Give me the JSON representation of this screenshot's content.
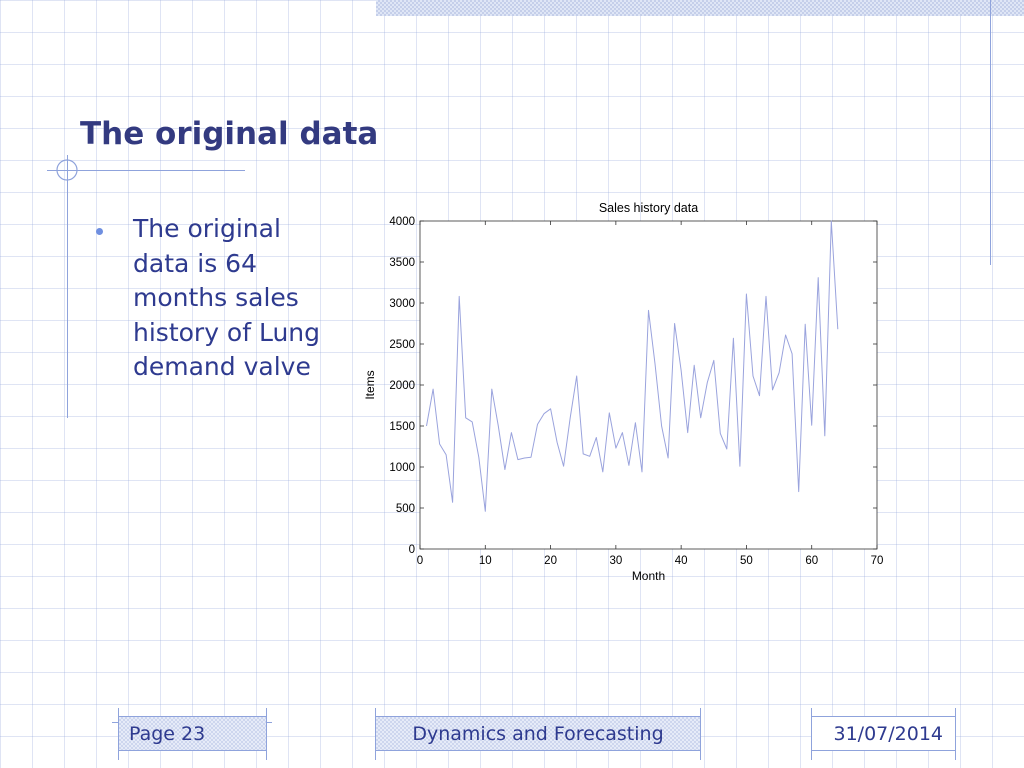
{
  "slide": {
    "title": "The original data",
    "bullet": "The original data is 64 months sales history of Lung demand valve"
  },
  "footer": {
    "page": "Page 23",
    "center": "Dynamics and Forecasting",
    "date": "31/07/2014"
  },
  "colors": {
    "title": "#333a80",
    "body_text": "#2e3a8f",
    "accent_line": "#8fa3dc",
    "series_line": "#9aa3dd"
  },
  "chart_data": {
    "type": "line",
    "title": "Sales history data",
    "xlabel": "Month",
    "ylabel": "Items",
    "xlim": [
      0,
      70
    ],
    "ylim": [
      0,
      4000
    ],
    "xticks": [
      0,
      10,
      20,
      30,
      40,
      50,
      60,
      70
    ],
    "yticks": [
      0,
      500,
      1000,
      1500,
      2000,
      2500,
      3000,
      3500,
      4000
    ],
    "grid": false,
    "series": [
      {
        "x": [
          1,
          2,
          3,
          4,
          5,
          6,
          7,
          8,
          9,
          10,
          11,
          12,
          13,
          14,
          15,
          16,
          17,
          18,
          19,
          20,
          21,
          22,
          23,
          24,
          25,
          26,
          27,
          28,
          29,
          30,
          31,
          32,
          33,
          34,
          35,
          36,
          37,
          38,
          39,
          40,
          41,
          42,
          43,
          44,
          45,
          46,
          47,
          48,
          49,
          50,
          51,
          52,
          53,
          54,
          55,
          56,
          57,
          58,
          59,
          60,
          61,
          62,
          63,
          64
        ],
        "y": [
          1500,
          1950,
          1280,
          1150,
          570,
          3080,
          1600,
          1550,
          1120,
          460,
          1950,
          1500,
          970,
          1420,
          1090,
          1110,
          1120,
          1520,
          1650,
          1710,
          1300,
          1010,
          1600,
          2110,
          1160,
          1130,
          1360,
          940,
          1660,
          1230,
          1420,
          1020,
          1540,
          940,
          2910,
          2260,
          1500,
          1110,
          2750,
          2180,
          1420,
          2240,
          1600,
          2030,
          2300,
          1410,
          1220,
          2570,
          1010,
          3110,
          2110,
          1870,
          3080,
          1940,
          2150,
          2610,
          2380,
          700,
          2740,
          1510,
          3310,
          1380,
          4000,
          2680
        ]
      }
    ]
  }
}
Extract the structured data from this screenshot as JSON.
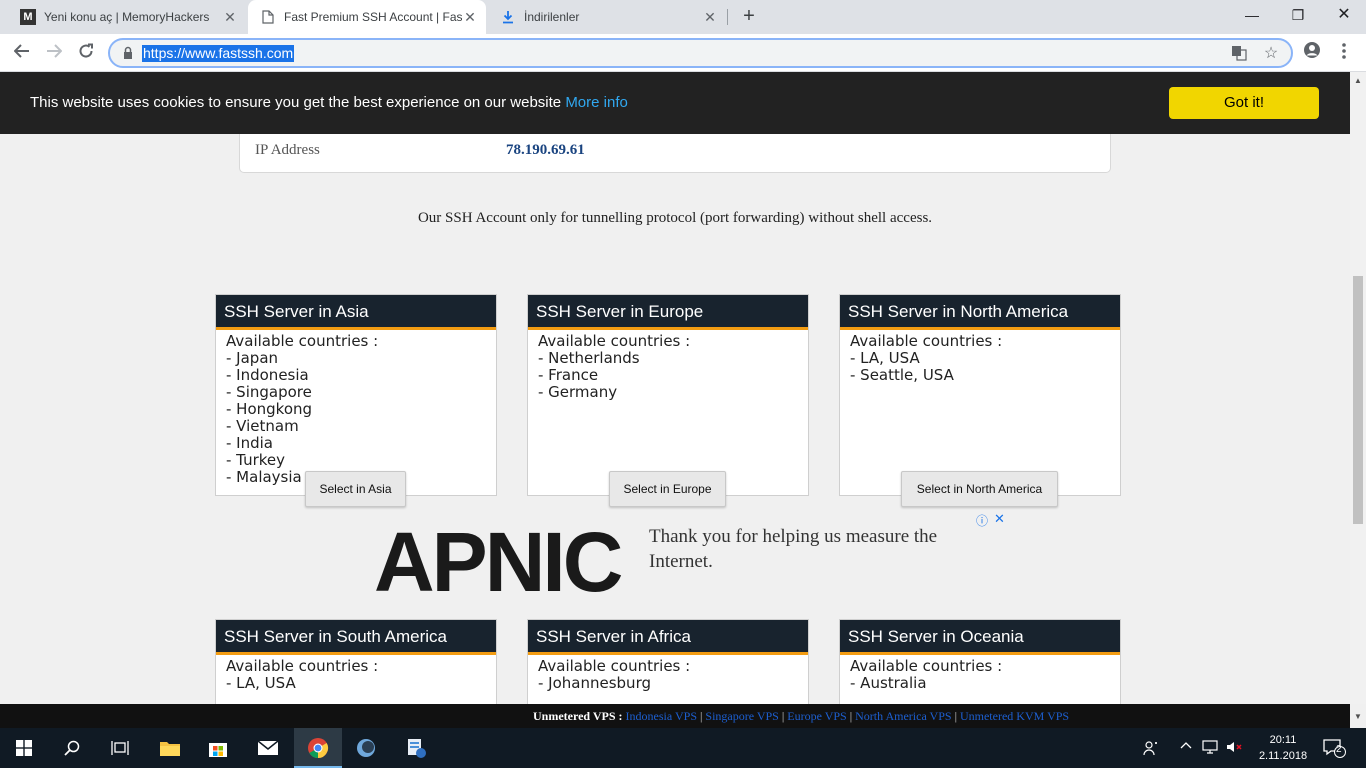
{
  "browser": {
    "tabs": [
      {
        "title": "Yeni konu aç | MemoryHackers",
        "favicon": "M"
      },
      {
        "title": "Fast Premium SSH Account | Fast",
        "favicon": "page-icon"
      },
      {
        "title": "İndirilenler",
        "favicon": "download-icon"
      }
    ],
    "url": "https://www.fastssh.com"
  },
  "cookie": {
    "message": "This website uses cookies to ensure you get the best experience on our website",
    "more_info": "More info",
    "button": "Got it!"
  },
  "ip": {
    "label": "IP Address",
    "value": "78.190.69.61"
  },
  "notice": "Our SSH Account only for tunnelling protocol (port forwarding) without shell access.",
  "servers": [
    {
      "title": "SSH Server in Asia",
      "intro": "Available countries :",
      "countries": [
        "- Japan",
        "- Indonesia",
        "- Singapore",
        "- Hongkong",
        "- Vietnam",
        "- India",
        "- Turkey",
        "- Malaysia"
      ],
      "button": "Select in Asia"
    },
    {
      "title": "SSH Server in Europe",
      "intro": "Available countries :",
      "countries": [
        "- Netherlands",
        "- France",
        "- Germany"
      ],
      "button": "Select in Europe"
    },
    {
      "title": "SSH Server in North America",
      "intro": "Available countries :",
      "countries": [
        "- LA, USA",
        "- Seattle, USA"
      ],
      "button": "Select in North America"
    },
    {
      "title": "SSH Server in South America",
      "intro": "Available countries :",
      "countries": [
        "- LA, USA"
      ]
    },
    {
      "title": "SSH Server in Africa",
      "intro": "Available countries :",
      "countries": [
        "- Johannesburg"
      ]
    },
    {
      "title": "SSH Server in Oceania",
      "intro": "Available countries :",
      "countries": [
        "- Australia"
      ]
    }
  ],
  "ad": {
    "logo": "APNIC",
    "text": "Thank you for helping us measure the Internet."
  },
  "footer": {
    "label": "Unmetered VPS :",
    "links": [
      "Indonesia VPS",
      "Singapore VPS",
      "Europe VPS",
      "North America VPS",
      "Unmetered KVM VPS"
    ]
  },
  "taskbar": {
    "time": "20:11",
    "date": "2.11.2018",
    "notifications": "2"
  }
}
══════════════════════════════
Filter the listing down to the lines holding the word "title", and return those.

RESULT OF THIS EXERCISE |
    "title": "The original data",
    "title": "#333a80",
    "title": "Sales history data",
        "title": "Yeni konu aç | MemoryHackers",
        "title": "Fast Premium SSH Account | Fast",
        "title": "İndirilenler",
      "title": "SSH Server in Asia",
      "title": "SSH Server in Europe",
      "title": "SSH Server in North America",
      "title": "SSH Server in South America",
      "title": "SSH Server in Africa",
      "title": "SSH Server in Oceania",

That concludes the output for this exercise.